Work request: Your response should be every line of the data, written out exactly.

Stored items:
========================================================================

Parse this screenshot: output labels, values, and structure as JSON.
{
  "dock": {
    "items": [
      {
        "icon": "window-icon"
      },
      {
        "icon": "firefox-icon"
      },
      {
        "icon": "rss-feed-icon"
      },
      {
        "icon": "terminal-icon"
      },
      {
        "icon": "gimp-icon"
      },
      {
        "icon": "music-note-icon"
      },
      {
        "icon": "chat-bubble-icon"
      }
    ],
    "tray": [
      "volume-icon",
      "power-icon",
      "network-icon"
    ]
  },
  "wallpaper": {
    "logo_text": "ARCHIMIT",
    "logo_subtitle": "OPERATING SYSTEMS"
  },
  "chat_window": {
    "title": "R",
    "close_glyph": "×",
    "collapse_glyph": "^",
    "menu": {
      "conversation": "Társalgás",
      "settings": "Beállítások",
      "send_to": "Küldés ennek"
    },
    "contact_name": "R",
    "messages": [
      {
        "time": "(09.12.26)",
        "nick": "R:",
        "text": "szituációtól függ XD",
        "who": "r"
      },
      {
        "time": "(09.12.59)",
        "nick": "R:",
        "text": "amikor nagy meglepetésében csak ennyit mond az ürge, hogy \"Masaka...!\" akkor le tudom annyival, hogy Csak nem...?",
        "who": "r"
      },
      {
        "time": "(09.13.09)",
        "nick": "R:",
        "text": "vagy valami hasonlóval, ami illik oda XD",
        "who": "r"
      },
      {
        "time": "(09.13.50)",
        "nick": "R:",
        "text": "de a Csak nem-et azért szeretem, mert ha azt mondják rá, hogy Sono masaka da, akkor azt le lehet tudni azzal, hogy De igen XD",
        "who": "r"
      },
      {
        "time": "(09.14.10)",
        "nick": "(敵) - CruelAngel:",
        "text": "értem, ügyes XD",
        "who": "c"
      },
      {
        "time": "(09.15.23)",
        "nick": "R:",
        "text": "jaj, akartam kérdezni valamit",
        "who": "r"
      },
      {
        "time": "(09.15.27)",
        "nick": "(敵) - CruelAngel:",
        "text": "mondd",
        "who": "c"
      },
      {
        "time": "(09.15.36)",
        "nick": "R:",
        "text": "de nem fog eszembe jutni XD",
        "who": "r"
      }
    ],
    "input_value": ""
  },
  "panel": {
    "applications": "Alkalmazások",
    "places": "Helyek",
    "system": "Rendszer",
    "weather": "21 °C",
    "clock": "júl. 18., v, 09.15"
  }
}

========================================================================

Written solution:
Parse this screenshot: output labels, values, and structure as JSON.
{
  "dock": {
    "items": [
      {
        "icon": "window-icon"
      },
      {
        "icon": "firefox-icon"
      },
      {
        "icon": "rss-feed-icon"
      },
      {
        "icon": "terminal-icon"
      },
      {
        "icon": "gimp-icon"
      },
      {
        "icon": "music-note-icon"
      },
      {
        "icon": "chat-bubble-icon"
      }
    ],
    "tray": [
      "volume-icon",
      "power-icon",
      "network-icon"
    ]
  },
  "wallpaper": {
    "logo_text": "ARCHIMIT",
    "logo_subtitle": "OPERATING SYSTEMS"
  },
  "chat_window": {
    "title": "R",
    "close_glyph": "×",
    "collapse_glyph": "^",
    "menu": {
      "conversation": "Társalgás",
      "settings": "Beállítások",
      "send_to": "Küldés ennek"
    },
    "contact_name": "R",
    "messages": [
      {
        "time": "(09.12.26)",
        "nick": "R:",
        "text": "szituációtól függ XD",
        "who": "r"
      },
      {
        "time": "(09.12.59)",
        "nick": "R:",
        "text": "amikor nagy meglepetésében csak ennyit mond az ürge, hogy \"Masaka...!\" akkor le tudom annyival, hogy Csak nem...?",
        "who": "r"
      },
      {
        "time": "(09.13.09)",
        "nick": "R:",
        "text": "vagy valami hasonlóval, ami illik oda XD",
        "who": "r"
      },
      {
        "time": "(09.13.50)",
        "nick": "R:",
        "text": "de a Csak nem-et azért szeretem, mert ha azt mondják rá, hogy Sono masaka da, akkor azt le lehet tudni azzal, hogy De igen XD",
        "who": "r"
      },
      {
        "time": "(09.14.10)",
        "nick": "(敵) - CruelAngel:",
        "text": "értem, ügyes XD",
        "who": "c"
      },
      {
        "time": "(09.15.23)",
        "nick": "R:",
        "text": "jaj, akartam kérdezni valamit",
        "who": "r"
      },
      {
        "time": "(09.15.27)",
        "nick": "(敵) - CruelAngel:",
        "text": "mondd",
        "who": "c"
      },
      {
        "time": "(09.15.36)",
        "nick": "R:",
        "text": "de nem fog eszembe jutni XD",
        "who": "r"
      }
    ],
    "input_value": ""
  },
  "panel": {
    "applications": "Alkalmazások",
    "places": "Helyek",
    "system": "Rendszer",
    "weather": "21 °C",
    "clock": "júl. 18., v, 09.15"
  }
}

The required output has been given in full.